(Extracted entries)
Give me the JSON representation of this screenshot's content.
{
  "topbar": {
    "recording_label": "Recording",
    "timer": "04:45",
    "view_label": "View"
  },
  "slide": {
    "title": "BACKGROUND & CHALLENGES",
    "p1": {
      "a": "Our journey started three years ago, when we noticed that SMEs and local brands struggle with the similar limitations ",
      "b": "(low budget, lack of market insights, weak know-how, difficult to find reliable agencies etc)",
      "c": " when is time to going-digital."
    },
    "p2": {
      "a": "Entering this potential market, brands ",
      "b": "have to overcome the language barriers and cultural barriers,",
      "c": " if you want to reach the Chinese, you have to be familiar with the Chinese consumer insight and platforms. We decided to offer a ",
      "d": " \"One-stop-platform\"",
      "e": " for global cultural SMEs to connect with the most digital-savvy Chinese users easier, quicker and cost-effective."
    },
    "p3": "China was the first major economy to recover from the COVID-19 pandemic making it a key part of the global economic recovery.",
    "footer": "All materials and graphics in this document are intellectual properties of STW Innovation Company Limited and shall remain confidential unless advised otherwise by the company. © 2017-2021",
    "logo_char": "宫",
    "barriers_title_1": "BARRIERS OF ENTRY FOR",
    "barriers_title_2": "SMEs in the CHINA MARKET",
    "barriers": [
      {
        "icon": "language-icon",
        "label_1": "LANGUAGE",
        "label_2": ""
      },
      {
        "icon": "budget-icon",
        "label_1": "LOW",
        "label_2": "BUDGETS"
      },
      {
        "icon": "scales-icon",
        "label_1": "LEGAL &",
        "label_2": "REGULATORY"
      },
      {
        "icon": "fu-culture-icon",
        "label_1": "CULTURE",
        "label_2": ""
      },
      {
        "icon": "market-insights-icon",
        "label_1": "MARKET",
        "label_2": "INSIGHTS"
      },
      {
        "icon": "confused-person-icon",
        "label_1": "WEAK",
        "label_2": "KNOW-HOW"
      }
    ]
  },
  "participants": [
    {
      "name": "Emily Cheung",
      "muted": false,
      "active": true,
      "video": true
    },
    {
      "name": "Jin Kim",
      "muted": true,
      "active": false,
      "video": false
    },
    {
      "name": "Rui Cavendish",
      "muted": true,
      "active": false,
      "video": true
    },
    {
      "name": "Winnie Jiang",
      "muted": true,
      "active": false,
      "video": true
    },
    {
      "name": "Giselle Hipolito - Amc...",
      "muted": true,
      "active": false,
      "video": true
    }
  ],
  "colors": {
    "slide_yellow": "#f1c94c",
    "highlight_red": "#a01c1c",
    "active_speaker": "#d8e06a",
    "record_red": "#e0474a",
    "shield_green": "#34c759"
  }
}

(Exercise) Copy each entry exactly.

(Result)
Give me the JSON representation of this screenshot's content.
{
  "topbar": {
    "recording_label": "Recording",
    "timer": "04:45",
    "view_label": "View"
  },
  "slide": {
    "title": "BACKGROUND & CHALLENGES",
    "p1": {
      "a": "Our journey started three years ago, when we noticed that SMEs and local brands struggle with the similar limitations ",
      "b": "(low budget, lack of market insights, weak know-how, difficult to find reliable agencies etc)",
      "c": " when is time to going-digital."
    },
    "p2": {
      "a": "Entering this potential market, brands ",
      "b": "have to overcome the language barriers and cultural barriers,",
      "c": " if you want to reach the Chinese, you have to be familiar with the Chinese consumer insight and platforms. We decided to offer a ",
      "d": " \"One-stop-platform\"",
      "e": " for global cultural SMEs to connect with the most digital-savvy Chinese users easier, quicker and cost-effective."
    },
    "p3": "China was the first major economy to recover from the COVID-19 pandemic making it a key part of the global economic recovery.",
    "footer": "All materials and graphics in this document are intellectual properties of STW Innovation Company Limited and shall remain confidential unless advised otherwise by the company. © 2017-2021",
    "logo_char": "宫",
    "barriers_title_1": "BARRIERS OF ENTRY FOR",
    "barriers_title_2": "SMEs in the CHINA MARKET",
    "barriers": [
      {
        "icon": "language-icon",
        "label_1": "LANGUAGE",
        "label_2": ""
      },
      {
        "icon": "budget-icon",
        "label_1": "LOW",
        "label_2": "BUDGETS"
      },
      {
        "icon": "scales-icon",
        "label_1": "LEGAL &",
        "label_2": "REGULATORY"
      },
      {
        "icon": "fu-culture-icon",
        "label_1": "CULTURE",
        "label_2": ""
      },
      {
        "icon": "market-insights-icon",
        "label_1": "MARKET",
        "label_2": "INSIGHTS"
      },
      {
        "icon": "confused-person-icon",
        "label_1": "WEAK",
        "label_2": "KNOW-HOW"
      }
    ]
  },
  "participants": [
    {
      "name": "Emily Cheung",
      "muted": false,
      "active": true,
      "video": true
    },
    {
      "name": "Jin Kim",
      "muted": true,
      "active": false,
      "video": false
    },
    {
      "name": "Rui Cavendish",
      "muted": true,
      "active": false,
      "video": true
    },
    {
      "name": "Winnie Jiang",
      "muted": true,
      "active": false,
      "video": true
    },
    {
      "name": "Giselle Hipolito - Amc...",
      "muted": true,
      "active": false,
      "video": true
    }
  ],
  "colors": {
    "slide_yellow": "#f1c94c",
    "highlight_red": "#a01c1c",
    "active_speaker": "#d8e06a",
    "record_red": "#e0474a",
    "shield_green": "#34c759"
  }
}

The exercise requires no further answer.